WHAT THE TASK ASKS:
Pictures don't belong in the copy; print all the records exactly.

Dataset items

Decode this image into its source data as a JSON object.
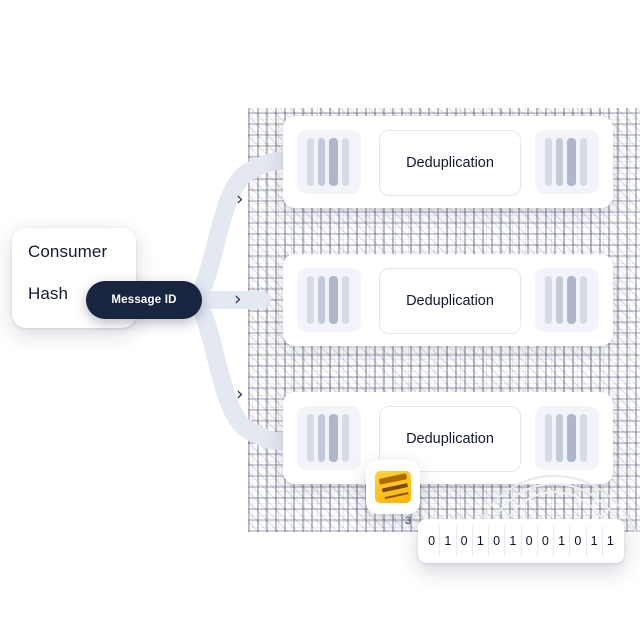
{
  "diagram": {
    "title": "Consumer hash message-ID deduplication flow",
    "background": "#ffffff",
    "accent_dark": "#17253f",
    "accent_yellow": "#ffc400"
  },
  "consumer": {
    "title": "Consumer",
    "subtitle": "Hash",
    "pill_label": "Message ID"
  },
  "chevrons": [
    {
      "glyph": "›",
      "name": "chevron-right-icon-top"
    },
    {
      "glyph": "›",
      "name": "chevron-right-icon-middle"
    },
    {
      "glyph": "›",
      "name": "chevron-right-icon-bottom"
    }
  ],
  "rows": [
    {
      "label": "Deduplication"
    },
    {
      "label": "Deduplication"
    },
    {
      "label": "Deduplication"
    }
  ],
  "binary_strip": {
    "bits": [
      "0",
      "1",
      "0",
      "1",
      "0",
      "1",
      "0",
      "0",
      "1",
      "0",
      "1",
      "1"
    ]
  },
  "stray_label": "3",
  "badge": {
    "name": "yellow-stack-badge"
  }
}
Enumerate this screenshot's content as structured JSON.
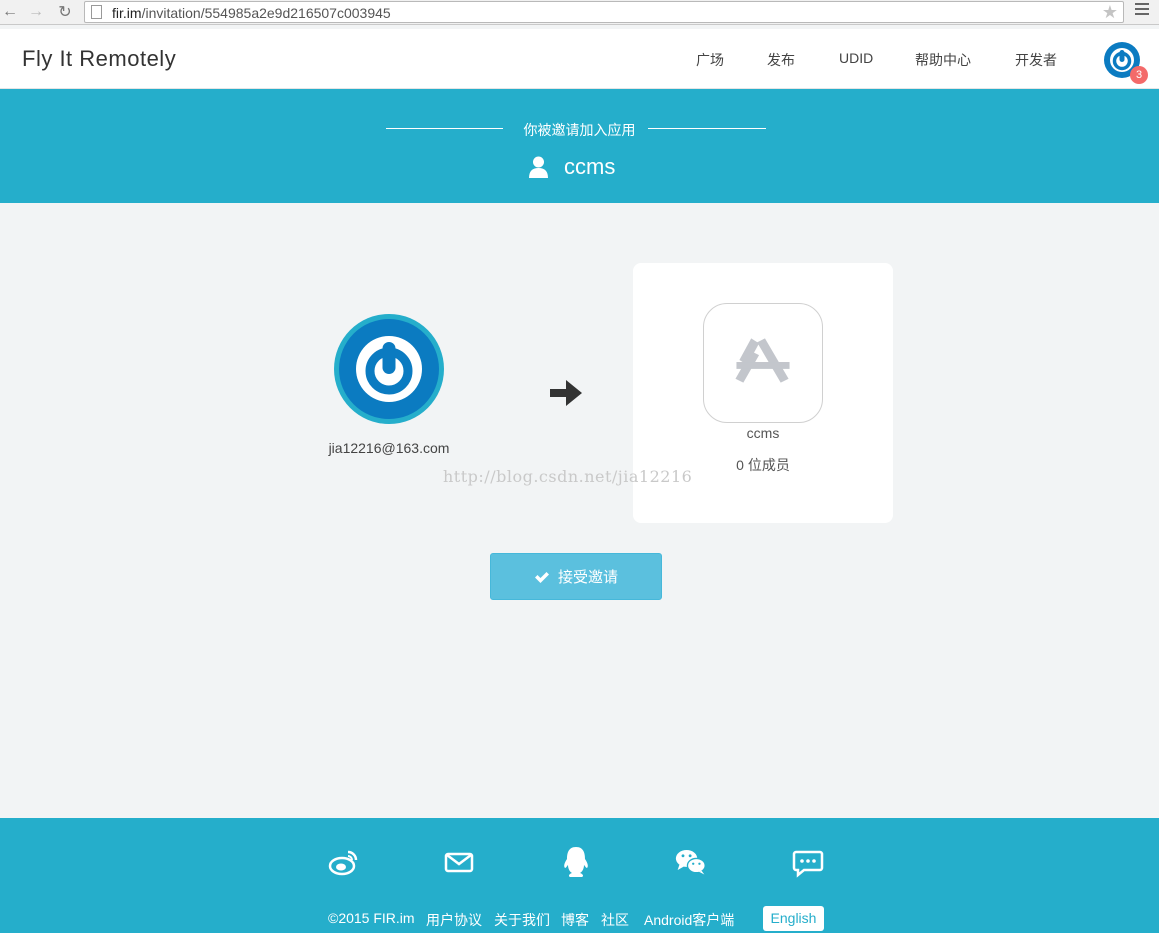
{
  "browser": {
    "url_host": "fir.im",
    "url_path": "/invitation/554985a2e9d216507c003945"
  },
  "header": {
    "brand": "Fly It Remotely",
    "nav": [
      "广场",
      "发布",
      "UDID",
      "帮助中心",
      "开发者"
    ],
    "notification_count": "3"
  },
  "banner": {
    "subtitle": "你被邀请加入应用",
    "app_title": "ccms"
  },
  "invite": {
    "inviter_email": "jia12216@163.com",
    "app_name": "ccms",
    "members": "0 位成员",
    "accept_label": "接受邀请"
  },
  "watermark": "http://blog.csdn.net/jia12216",
  "footer": {
    "copyright": "©2015 FIR.im",
    "links": [
      "用户协议",
      "关于我们",
      "博客",
      "社区",
      "Android客户端"
    ],
    "language_button": "English",
    "social_icons": [
      "weibo-icon",
      "mail-icon",
      "qq-icon",
      "wechat-icon",
      "chat-icon"
    ]
  },
  "colors": {
    "brand_cyan": "#25aecb",
    "button_blue": "#5bc0de",
    "logo_blue": "#0b7bc1",
    "badge_red": "#f36a6a"
  }
}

TASK OUTPUT:
Decode this image into its source data as a JSON object.
{
  "diagram": {
    "title": "Consumer hash message-ID deduplication flow",
    "background": "#ffffff",
    "accent_dark": "#17253f",
    "accent_yellow": "#ffc400"
  },
  "consumer": {
    "title": "Consumer",
    "subtitle": "Hash",
    "pill_label": "Message ID"
  },
  "chevrons": [
    {
      "glyph": "›",
      "name": "chevron-right-icon-top"
    },
    {
      "glyph": "›",
      "name": "chevron-right-icon-middle"
    },
    {
      "glyph": "›",
      "name": "chevron-right-icon-bottom"
    }
  ],
  "rows": [
    {
      "label": "Deduplication"
    },
    {
      "label": "Deduplication"
    },
    {
      "label": "Deduplication"
    }
  ],
  "binary_strip": {
    "bits": [
      "0",
      "1",
      "0",
      "1",
      "0",
      "1",
      "0",
      "0",
      "1",
      "0",
      "1",
      "1"
    ]
  },
  "stray_label": "3",
  "badge": {
    "name": "yellow-stack-badge"
  }
}
Enumerate this screenshot's content as structured JSON.
{
  "browser": {
    "url_host": "fir.im",
    "url_path": "/invitation/554985a2e9d216507c003945"
  },
  "header": {
    "brand": "Fly It Remotely",
    "nav": [
      "广场",
      "发布",
      "UDID",
      "帮助中心",
      "开发者"
    ],
    "notification_count": "3"
  },
  "banner": {
    "subtitle": "你被邀请加入应用",
    "app_title": "ccms"
  },
  "invite": {
    "inviter_email": "jia12216@163.com",
    "app_name": "ccms",
    "members": "0 位成员",
    "accept_label": "接受邀请"
  },
  "watermark": "http://blog.csdn.net/jia12216",
  "footer": {
    "copyright": "©2015 FIR.im",
    "links": [
      "用户协议",
      "关于我们",
      "博客",
      "社区",
      "Android客户端"
    ],
    "language_button": "English",
    "social_icons": [
      "weibo-icon",
      "mail-icon",
      "qq-icon",
      "wechat-icon",
      "chat-icon"
    ]
  },
  "colors": {
    "brand_cyan": "#25aecb",
    "button_blue": "#5bc0de",
    "logo_blue": "#0b7bc1",
    "badge_red": "#f36a6a"
  }
}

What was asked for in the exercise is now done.